Every employer has to ask themselves a certain question at some point - is there anything that I could be doing to get more out of my employees?
The short answer is yes. No matter how efficient you are, there’s always something you could do to make your workplace run a little smoother, or a little more efficiently. A well functioning company can always be made to operate just a little bit better, each and every day.
It holds true, then, that if you’re feeling like you’re really not getting much out of your employees, you have a lot of room for improvement! While we discuss a few of the warning signs of an unproductive workplace, we’ll also suggest a few ways that you can improve your employees efficiency. After trying a few of our tips out, you’ll be amazed that they haven’t been common practice for years!
Put the emphasis on you
Before you start implementing dramatic changes, enforcing new rules, or establishing new standards, you first need to come to terms with one simple fact; there’s only person who you can truly control in the workplace, and that person is you.
If you want to motivate your employees, get the most out of them, or help them become more efficient, you first need to make changes to yourself and how you work each and every day. You can’t expect people to go above and beyond for someone who doesn’t strive to be the best themself - so rather than wasting time hounding your staff on productivity principles and time management strategies, lead by example and demonstrate the best way to get things done.
Take a leaf out of How to Win Friends & Influence People (which, if you haven’t read, is definitely worth perusing), and start by working on yourself.
Dale Carnegie wrote that people are entrenched in their own patterns, and that they’re kings of self-justification. Consider Al Capone, who thought that he was a humanitarian, and that his criminal activities somehow made him a hero!
You can’t convince people that they’re doing things wrong, or that your way of doing things is right. As such, when trying to motivate your employees, there are two things you should always remember:
- To create change you have to talk to people on their own terms, and identify what individually motivates them.
- You can’t create change by criticizing people, because they’re already convinced that they’re right.
The easiest way to fix a workplace issue is to incentivise (not necessarily with money - this can be as simple as creating a climate where people enjoy working, they get a lot of praise, and have the potential for career advancement), and to keep it positive (if you keep riding your employees with angry or critical remarks, they’re going to produce more work in the short term, but quickly burned out and quit).
If your employees are late, it means they’re not motivated. Someone who feels like their job is wearing them down will find it harder to get up in the morning, compared to somebody who is raring to go.
Why are your employees unmotivated? There are several possibilities; your managers might be too strict, they may feel like they’re being taken for granted, perhaps they’re unhappy with their work, they’re bored, or just feeling the brunt of the daily grind. Whatever the reason, if your employees are consistently showing up late, they’re clearly unmotivated and will be less efficient on a day to day basis.
If this is happening with one of your employees, there’s always the chance that they’re just a lazy good-for-nothing.
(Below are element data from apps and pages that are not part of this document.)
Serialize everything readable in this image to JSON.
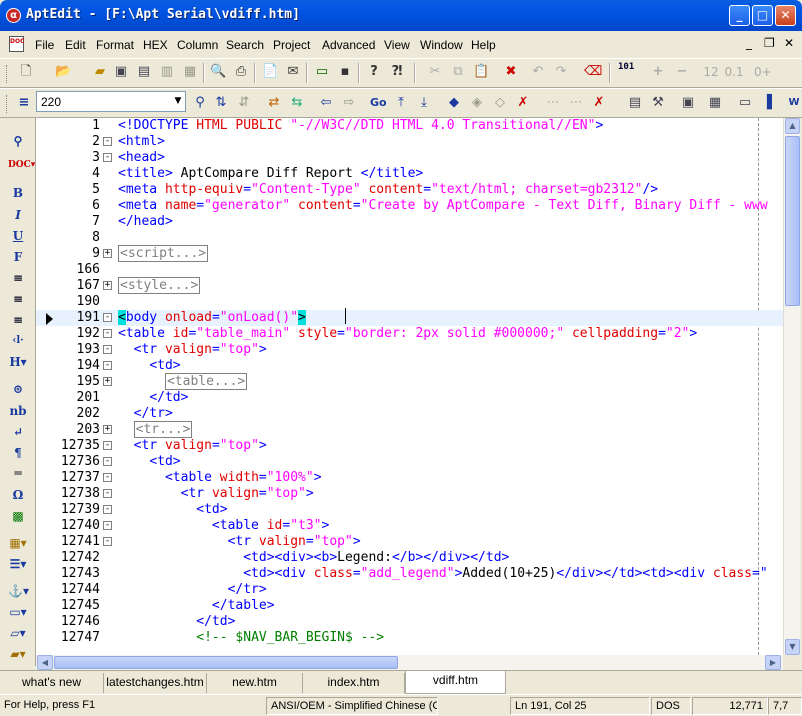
{
  "window": {
    "title": "AptEdit - [F:\\Apt Serial\\vdiff.htm]",
    "minimize": "_",
    "maximize": "□",
    "close": "✕"
  },
  "menu": [
    "File",
    "Edit",
    "Format",
    "HEX",
    "Column",
    "Search",
    "Project",
    "Advanced",
    "View",
    "Window",
    "Help"
  ],
  "mdi_controls": {
    "minimize": "_",
    "restore": "❐",
    "close": "✕"
  },
  "toolbar2": {
    "zoom_value": "220"
  },
  "toolbar_labels": {
    "numbers": "12",
    "decimal": "0.1",
    "binary": "101"
  },
  "editor": {
    "lines": [
      {
        "n": "1",
        "fold": "",
        "segs": [
          [
            "t",
            "<!DOCTYPE "
          ],
          [
            "a",
            "HTML PUBLIC "
          ],
          [
            "s",
            "\"-//W3C//DTD HTML 4.0 Transitional//EN\""
          ],
          [
            "t",
            ">"
          ]
        ]
      },
      {
        "n": "2",
        "fold": "-",
        "segs": [
          [
            "t",
            "<html>"
          ]
        ]
      },
      {
        "n": "3",
        "fold": "-",
        "segs": [
          [
            "t",
            "<head>"
          ]
        ]
      },
      {
        "n": "4",
        "fold": "",
        "segs": [
          [
            "t",
            "<title> "
          ],
          [
            "x",
            "AptCompare Diff Report "
          ],
          [
            "t",
            "</title>"
          ]
        ]
      },
      {
        "n": "5",
        "fold": "",
        "segs": [
          [
            "t",
            "<meta "
          ],
          [
            "a",
            "http-equiv"
          ],
          [
            "t",
            "="
          ],
          [
            "s",
            "\"Content-Type\""
          ],
          [
            "a",
            " content"
          ],
          [
            "t",
            "="
          ],
          [
            "s",
            "\"text/html; charset=gb2312\""
          ],
          [
            "t",
            "/>"
          ]
        ]
      },
      {
        "n": "6",
        "fold": "",
        "segs": [
          [
            "t",
            "<meta "
          ],
          [
            "a",
            "name"
          ],
          [
            "t",
            "="
          ],
          [
            "s",
            "\"generator\""
          ],
          [
            "a",
            " content"
          ],
          [
            "t",
            "="
          ],
          [
            "s",
            "\"Create by AptCompare - Text Diff, Binary Diff - www"
          ]
        ]
      },
      {
        "n": "7",
        "fold": "",
        "segs": [
          [
            "t",
            "</head>"
          ]
        ]
      },
      {
        "n": "8",
        "fold": "",
        "segs": []
      },
      {
        "n": "9",
        "fold": "+",
        "segs": [
          [
            "col",
            "<script...>"
          ]
        ]
      },
      {
        "n": "166",
        "fold": "",
        "segs": []
      },
      {
        "n": "167",
        "fold": "+",
        "segs": [
          [
            "col",
            "<style...>"
          ]
        ]
      },
      {
        "n": "190",
        "fold": "",
        "segs": []
      },
      {
        "n": "191",
        "fold": "-",
        "cur": true,
        "segs": [
          [
            "hl",
            "<"
          ],
          [
            "t",
            "body "
          ],
          [
            "a",
            "onload"
          ],
          [
            "t",
            "="
          ],
          [
            "s",
            "\"onLoad()\""
          ],
          [
            "hl",
            ">"
          ]
        ]
      },
      {
        "n": "192",
        "fold": "-",
        "segs": [
          [
            "t",
            "<table "
          ],
          [
            "a",
            "id"
          ],
          [
            "t",
            "="
          ],
          [
            "s",
            "\"table_main\""
          ],
          [
            "a",
            " style"
          ],
          [
            "t",
            "="
          ],
          [
            "s",
            "\"border: 2px solid #000000;\""
          ],
          [
            "a",
            " cellpadding"
          ],
          [
            "t",
            "="
          ],
          [
            "s",
            "\"2\""
          ],
          [
            "t",
            ">"
          ]
        ]
      },
      {
        "n": "193",
        "fold": "-",
        "segs": [
          [
            "x",
            "  "
          ],
          [
            "t",
            "<tr "
          ],
          [
            "a",
            "valign"
          ],
          [
            "t",
            "="
          ],
          [
            "s",
            "\"top\""
          ],
          [
            "t",
            ">"
          ]
        ]
      },
      {
        "n": "194",
        "fold": "-",
        "segs": [
          [
            "x",
            "    "
          ],
          [
            "t",
            "<td>"
          ]
        ]
      },
      {
        "n": "195",
        "fold": "+",
        "segs": [
          [
            "x",
            "      "
          ],
          [
            "col",
            "<table...>"
          ]
        ]
      },
      {
        "n": "201",
        "fold": "",
        "segs": [
          [
            "x",
            "    "
          ],
          [
            "t",
            "</td>"
          ]
        ]
      },
      {
        "n": "202",
        "fold": "",
        "segs": [
          [
            "x",
            "  "
          ],
          [
            "t",
            "</tr>"
          ]
        ]
      },
      {
        "n": "203",
        "fold": "+",
        "segs": [
          [
            "x",
            "  "
          ],
          [
            "col",
            "<tr...>"
          ]
        ]
      },
      {
        "n": "12735",
        "fold": "-",
        "segs": [
          [
            "x",
            "  "
          ],
          [
            "t",
            "<tr "
          ],
          [
            "a",
            "valign"
          ],
          [
            "t",
            "="
          ],
          [
            "s",
            "\"top\""
          ],
          [
            "t",
            ">"
          ]
        ]
      },
      {
        "n": "12736",
        "fold": "-",
        "segs": [
          [
            "x",
            "    "
          ],
          [
            "t",
            "<td>"
          ]
        ]
      },
      {
        "n": "12737",
        "fold": "-",
        "segs": [
          [
            "x",
            "      "
          ],
          [
            "t",
            "<table "
          ],
          [
            "a",
            "width"
          ],
          [
            "t",
            "="
          ],
          [
            "s",
            "\"100%\""
          ],
          [
            "t",
            ">"
          ]
        ]
      },
      {
        "n": "12738",
        "fold": "-",
        "segs": [
          [
            "x",
            "        "
          ],
          [
            "t",
            "<tr "
          ],
          [
            "a",
            "valign"
          ],
          [
            "t",
            "="
          ],
          [
            "s",
            "\"top\""
          ],
          [
            "t",
            ">"
          ]
        ]
      },
      {
        "n": "12739",
        "fold": "-",
        "segs": [
          [
            "x",
            "          "
          ],
          [
            "t",
            "<td>"
          ]
        ]
      },
      {
        "n": "12740",
        "fold": "-",
        "segs": [
          [
            "x",
            "            "
          ],
          [
            "t",
            "<table "
          ],
          [
            "a",
            "id"
          ],
          [
            "t",
            "="
          ],
          [
            "s",
            "\"t3\""
          ],
          [
            "t",
            ">"
          ]
        ]
      },
      {
        "n": "12741",
        "fold": "-",
        "segs": [
          [
            "x",
            "              "
          ],
          [
            "t",
            "<tr "
          ],
          [
            "a",
            "valign"
          ],
          [
            "t",
            "="
          ],
          [
            "s",
            "\"top\""
          ],
          [
            "t",
            ">"
          ]
        ]
      },
      {
        "n": "12742",
        "fold": "",
        "segs": [
          [
            "x",
            "                "
          ],
          [
            "t",
            "<td><div><b>"
          ],
          [
            "x",
            "Legend:"
          ],
          [
            "t",
            "</b></div></td>"
          ]
        ]
      },
      {
        "n": "12743",
        "fold": "",
        "segs": [
          [
            "x",
            "                "
          ],
          [
            "t",
            "<td><div "
          ],
          [
            "a",
            "class"
          ],
          [
            "t",
            "="
          ],
          [
            "s",
            "\"add_legend\""
          ],
          [
            "t",
            ">"
          ],
          [
            "x",
            "Added(10+25)"
          ],
          [
            "t",
            "</div></td><td><div "
          ],
          [
            "a",
            "class"
          ],
          [
            "t",
            "=\""
          ]
        ]
      },
      {
        "n": "12744",
        "fold": "",
        "segs": [
          [
            "x",
            "              "
          ],
          [
            "t",
            "</tr>"
          ]
        ]
      },
      {
        "n": "12745",
        "fold": "",
        "segs": [
          [
            "x",
            "            "
          ],
          [
            "t",
            "</table>"
          ]
        ]
      },
      {
        "n": "12746",
        "fold": "",
        "segs": [
          [
            "x",
            "          "
          ],
          [
            "t",
            "</td>"
          ]
        ]
      },
      {
        "n": "12747",
        "fold": "",
        "segs": [
          [
            "x",
            "          "
          ],
          [
            "c",
            "<!-- $NAV_BAR_BEGIN$ -->"
          ]
        ]
      }
    ]
  },
  "tabs": [
    "what's new",
    "latestchanges.htm",
    "new.htm",
    "index.htm",
    "vdiff.htm"
  ],
  "active_tab": "vdiff.htm",
  "status": {
    "help": "For Help, press F1",
    "encoding": "ANSI/OEM - Simplified Chinese (GB",
    "position": "Ln 191, Col 25",
    "format": "DOS",
    "size": "12,771",
    "extra": "7,7"
  }
}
However, on the chance that something else is the root of the problem, have a talk to them before flying off of your handle. Figure out if there’s something wrong, either with them or in the office. You might just get an engaged, productive worker with a few spoken words.
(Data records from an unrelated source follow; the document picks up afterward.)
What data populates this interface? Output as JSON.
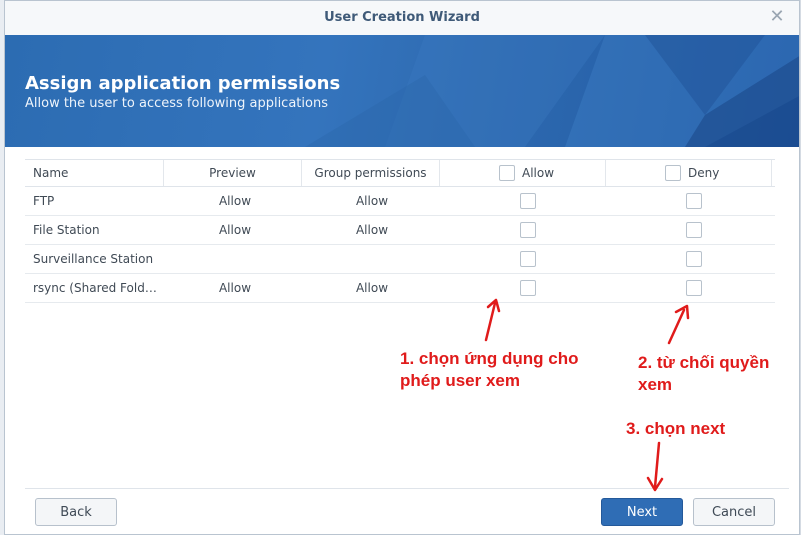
{
  "dialog": {
    "title": "User Creation Wizard"
  },
  "banner": {
    "title": "Assign application permissions",
    "subtitle": "Allow the user to access following applications"
  },
  "table": {
    "headers": {
      "name": "Name",
      "preview": "Preview",
      "group": "Group permissions",
      "allow": "Allow",
      "deny": "Deny"
    },
    "rows": [
      {
        "name": "FTP",
        "preview": "Allow",
        "group": "Allow"
      },
      {
        "name": "File Station",
        "preview": "Allow",
        "group": "Allow"
      },
      {
        "name": "Surveillance Station",
        "preview": "",
        "group": ""
      },
      {
        "name": "rsync (Shared Fold…",
        "preview": "Allow",
        "group": "Allow"
      }
    ]
  },
  "footer": {
    "back_label": "Back",
    "next_label": "Next",
    "cancel_label": "Cancel"
  },
  "annotations": {
    "step1": "1. chọn ứng dụng cho phép user xem",
    "step2": "2. từ chối quyền xem",
    "step3": "3. chọn next"
  },
  "colors": {
    "accent": "#2f6db5",
    "annotation": "#e01b1b",
    "title_text": "#3f5a78"
  }
}
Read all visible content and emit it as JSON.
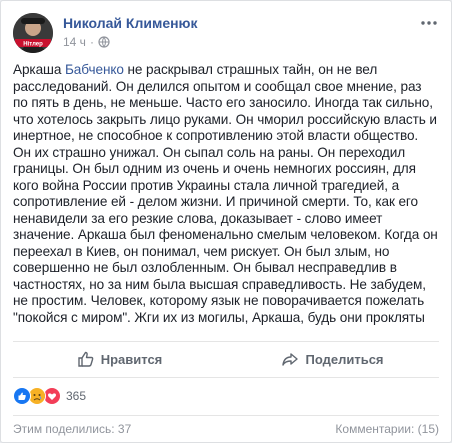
{
  "post": {
    "author": "Николай Клименюк",
    "time": "14 ч",
    "avatar_text": "Нітлер",
    "text_before_mention": "Аркаша ",
    "mention": "Бабченко",
    "text_after_mention": " не раскрывал страшных тайн, он не вел расследований. Он делился опытом и сообщал свое мнение, раз по пять в день, не меньше. Часто его заносило. Иногда так сильно, что хотелось закрыть лицо руками. Он чморил российскую власть и инертное, не способное к сопротивлению этой власти общество. Он их страшно унижал. Он сыпал соль на раны. Он переходил границы. Он был одним из очень и очень немногих россиян, для кого война России против Украины стала личной трагедией, а сопротивление ей - делом жизни. И причиной смерти. То, как его ненавидели за его резкие слова, доказывает - слово имеет значение. Аркаша был феноменально смелым человеком. Когда он переехал в Киев, он понимал, чем рискует. Он был злым, но совершенно не был озлобленным. Он бывал несправедлив в частностях, но за ним была высшая справедливость. Не забудем, не простим. Человек, которому язык не поворачивается пожелать \"покойся с миром\". Жги их из могилы, Аркаша, будь они прокляты"
  },
  "actions": {
    "like_label": "Нравится",
    "share_label": "Поделиться"
  },
  "reactions": {
    "count": "365",
    "icons": [
      "like-reaction",
      "sad-reaction",
      "love-reaction"
    ]
  },
  "footer": {
    "shares": "Этим поделились: 37",
    "comments": "Комментарии: (15)"
  },
  "colors": {
    "link": "#365899",
    "text": "#1d2129",
    "muted": "#90949c",
    "like_blue": "#1877f2",
    "love_red": "#f33e58",
    "sad_yellow": "#f7b125"
  }
}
If there’s more than one employee showing up late daily, then you have an office problem. Go fix it.
They’re unorganised or misinformed
Are you getting muddled answers in briefings, or is every project subtly wrong? You might have a problem with communication. There’s clearly a break in your chain of command; information is obviously not filtering down correctly.
If this is your problem, the answer is not to berate your workers or e managers. The solution is to find the break in communication, find a way to fix the hole, and make sure everyone’s on board and in the loop.
This isn’t just some ‘neat freak’ thing. Workers that leave their desks messy are usually unhappier and more unproductive. If you see piles of crumpled papers, littered post it notes, and personal effects lying around, you have an efficiency problem.
However, it’s important to note that you won’t get anywhere by searching for, and criticising, slightly unkempt desks. People have varying standards of tidiness - don’t assume the worst because one stapler is out of line. If an employee is unmotivated or unproductive, there will be other signs besides having a messy desk (like those mentioned in this article!). Assess the situation, and see what other red flags are popping up before worrying about their untidiness.
Efficient employees are working on the edge of their seat, are constantly challenged to do better, and improve their skills every day. If they’re not doing this they’re more than likely bored - and as we’ve previously discussed, bored employees are inefficient ones.
Getting the most out of your employees can be a simple, self-fulfilling prophecy. Expect more out of them, give them jobs they enjoy doing, and they’ll do more work!
There’s office drama every day
An angry, fighting office won’t get much done. If this is your issue, there’s two root causes for your problem; either your managers aren’t doing a good enough job at keeping people in line, or your team building and communication skills are lacking. In many cases, both of these problems will be occurring simultaneously.
Working on team building and communication might be the solution to both of your problems. Fostering healthy office relationships will help eliminate the problem at its core; a much more solid solution than relying on managers to keep the situation under control.